Net Applications has been tracking the presence of the iPad online since the device was released on April 3. On its launch day, the iPad took an estimated 0.01 percent of all Web browser traffic, and continued to climb to its peak of 0.04 percent on April 10 and 11.
As noted by Gregg Keizer of Computerworld, the iPad's share is nearly as great as usage of BlackBerry or Google Android on the Web. In the month of March, Net Applications found that BlackBerry had an average 0.04 percent share, while Android, split between versions 1.5 and 1.6, had the exact same figure. While the iPad achieved 0.04 percent for a couple of days, it has not yet sustained those numbers.
The statistics also show that iPhone and iPod touch devices are responsible for 0.6 percent of total Web browsing, an online presence about 20 times larger than the iPad managed to achieve in its first week.
Apple this week revealed that it sold more than 500,000 iPads in the device's first week of availability. While the overall market presence of Android and BlackBerry phones dwarfs the number of iPads in the wild, the new statistics suggest that early adopters of the iPad have been far more likely to browse the Web on their new device than owners of BlackBerries or Android handsets.
Also coming in with a 0.04 percent share, like the iPad, BlackBerry and Android, was Windows ME, Microsoft's much maligned operating system released in the year 2000. For comparison, Windows XP is a whopping 64.46 percent of all Web browsing. Mac OS X 10.6 Snow Leopard is represented by 2.13 percent of all computers on the Web, while its predecessor, Mac OS X 10.5 Leopard, takes up a slightly larger 2.26 percent.
Net Applications also found that Google is the dominant search engine on Apple's iPad, responsible for 97.43 percent of all searches conducted from the device. The iPad operating system, iPhone OS 3.2, has Google as the default search engine in its Mobile Safari Web browser. Users can go into the system settings and change the default to Yahoo, which carries 1.98 percent of iPad searches.
Microsoft's Bing, which has been rumored for months to potentially become the default search engine of the iPhone, was third with 0.27 percent of all iPad searches. Ask took fourth with 0.13 percent, and AOL fifth with 0.8 percent.
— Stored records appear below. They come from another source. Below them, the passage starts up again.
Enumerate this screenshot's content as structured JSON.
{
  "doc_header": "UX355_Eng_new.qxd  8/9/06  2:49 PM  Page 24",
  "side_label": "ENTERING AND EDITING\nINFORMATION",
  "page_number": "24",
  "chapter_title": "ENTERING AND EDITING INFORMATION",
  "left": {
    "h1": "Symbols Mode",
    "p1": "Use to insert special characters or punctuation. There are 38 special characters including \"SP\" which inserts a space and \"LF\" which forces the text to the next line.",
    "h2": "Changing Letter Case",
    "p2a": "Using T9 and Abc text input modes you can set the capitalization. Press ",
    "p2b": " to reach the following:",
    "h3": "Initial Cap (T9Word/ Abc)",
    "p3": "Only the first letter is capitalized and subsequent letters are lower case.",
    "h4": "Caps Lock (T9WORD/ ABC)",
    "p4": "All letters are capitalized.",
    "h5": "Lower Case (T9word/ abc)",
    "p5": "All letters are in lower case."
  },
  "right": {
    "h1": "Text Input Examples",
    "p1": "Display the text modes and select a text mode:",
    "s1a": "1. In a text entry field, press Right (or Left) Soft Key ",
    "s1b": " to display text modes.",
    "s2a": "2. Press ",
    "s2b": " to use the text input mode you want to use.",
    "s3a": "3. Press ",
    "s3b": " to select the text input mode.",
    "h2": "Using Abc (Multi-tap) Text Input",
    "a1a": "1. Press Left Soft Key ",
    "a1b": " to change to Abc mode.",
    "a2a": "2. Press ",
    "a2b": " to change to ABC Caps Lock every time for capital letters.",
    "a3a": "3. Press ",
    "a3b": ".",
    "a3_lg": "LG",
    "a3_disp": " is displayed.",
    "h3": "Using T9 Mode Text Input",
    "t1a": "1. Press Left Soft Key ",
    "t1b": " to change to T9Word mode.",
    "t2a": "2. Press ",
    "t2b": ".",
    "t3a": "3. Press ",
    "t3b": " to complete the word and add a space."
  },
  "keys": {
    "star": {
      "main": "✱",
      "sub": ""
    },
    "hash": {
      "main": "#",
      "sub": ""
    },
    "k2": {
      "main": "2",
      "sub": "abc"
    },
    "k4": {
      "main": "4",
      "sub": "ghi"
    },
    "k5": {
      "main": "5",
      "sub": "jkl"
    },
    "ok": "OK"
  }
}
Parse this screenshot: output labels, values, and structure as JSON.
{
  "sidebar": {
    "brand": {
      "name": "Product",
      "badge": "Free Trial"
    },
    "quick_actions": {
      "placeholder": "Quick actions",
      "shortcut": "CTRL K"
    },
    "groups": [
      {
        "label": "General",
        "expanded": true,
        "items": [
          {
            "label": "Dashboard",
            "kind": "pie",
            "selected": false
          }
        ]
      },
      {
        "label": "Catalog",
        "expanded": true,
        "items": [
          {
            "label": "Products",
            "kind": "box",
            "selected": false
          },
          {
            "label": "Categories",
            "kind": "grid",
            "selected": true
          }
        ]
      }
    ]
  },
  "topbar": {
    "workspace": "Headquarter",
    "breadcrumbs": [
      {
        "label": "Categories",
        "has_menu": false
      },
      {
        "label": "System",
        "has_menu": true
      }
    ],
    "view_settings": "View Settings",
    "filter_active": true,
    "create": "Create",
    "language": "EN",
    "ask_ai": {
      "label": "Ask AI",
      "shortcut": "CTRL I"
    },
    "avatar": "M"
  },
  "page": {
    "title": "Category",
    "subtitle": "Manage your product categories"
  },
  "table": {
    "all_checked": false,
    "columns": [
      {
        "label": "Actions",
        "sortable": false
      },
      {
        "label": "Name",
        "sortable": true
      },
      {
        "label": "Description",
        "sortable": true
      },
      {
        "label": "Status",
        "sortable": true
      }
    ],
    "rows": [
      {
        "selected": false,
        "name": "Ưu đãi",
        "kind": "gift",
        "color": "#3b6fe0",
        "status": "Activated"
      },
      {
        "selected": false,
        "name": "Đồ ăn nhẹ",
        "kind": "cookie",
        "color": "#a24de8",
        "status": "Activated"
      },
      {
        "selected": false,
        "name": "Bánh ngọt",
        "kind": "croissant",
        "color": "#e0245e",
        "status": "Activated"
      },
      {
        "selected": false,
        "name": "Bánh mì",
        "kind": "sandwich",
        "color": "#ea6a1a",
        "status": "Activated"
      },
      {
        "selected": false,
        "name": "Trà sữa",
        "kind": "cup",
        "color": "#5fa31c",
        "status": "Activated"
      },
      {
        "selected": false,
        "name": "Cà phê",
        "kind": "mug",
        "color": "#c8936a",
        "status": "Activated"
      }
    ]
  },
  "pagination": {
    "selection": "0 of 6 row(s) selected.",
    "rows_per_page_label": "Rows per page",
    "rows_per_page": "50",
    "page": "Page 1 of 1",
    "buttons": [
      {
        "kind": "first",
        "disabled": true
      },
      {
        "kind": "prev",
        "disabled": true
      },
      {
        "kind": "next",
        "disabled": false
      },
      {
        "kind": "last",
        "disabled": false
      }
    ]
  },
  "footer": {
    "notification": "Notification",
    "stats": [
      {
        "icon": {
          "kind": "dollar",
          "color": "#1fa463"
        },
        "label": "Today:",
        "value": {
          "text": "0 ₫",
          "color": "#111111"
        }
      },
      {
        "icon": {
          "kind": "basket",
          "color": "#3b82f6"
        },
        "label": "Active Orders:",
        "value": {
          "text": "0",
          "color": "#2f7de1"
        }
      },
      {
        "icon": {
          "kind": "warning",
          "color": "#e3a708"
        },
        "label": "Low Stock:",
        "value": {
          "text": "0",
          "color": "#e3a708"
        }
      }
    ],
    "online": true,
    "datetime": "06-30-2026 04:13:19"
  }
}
Early this year, the Web analysis firm found that the iPhone OS on the iPhone and iPod touch continued to grow, then taking 0.43 percent of all Web traffic. The data found that although the iPhone and iPod touch represented just 17 percent of global handsets, the two devices are responsible for 65 percent of all handheld Web browsing. Apple's ecosystem also controls half of all mobile application usage, AdMob has found.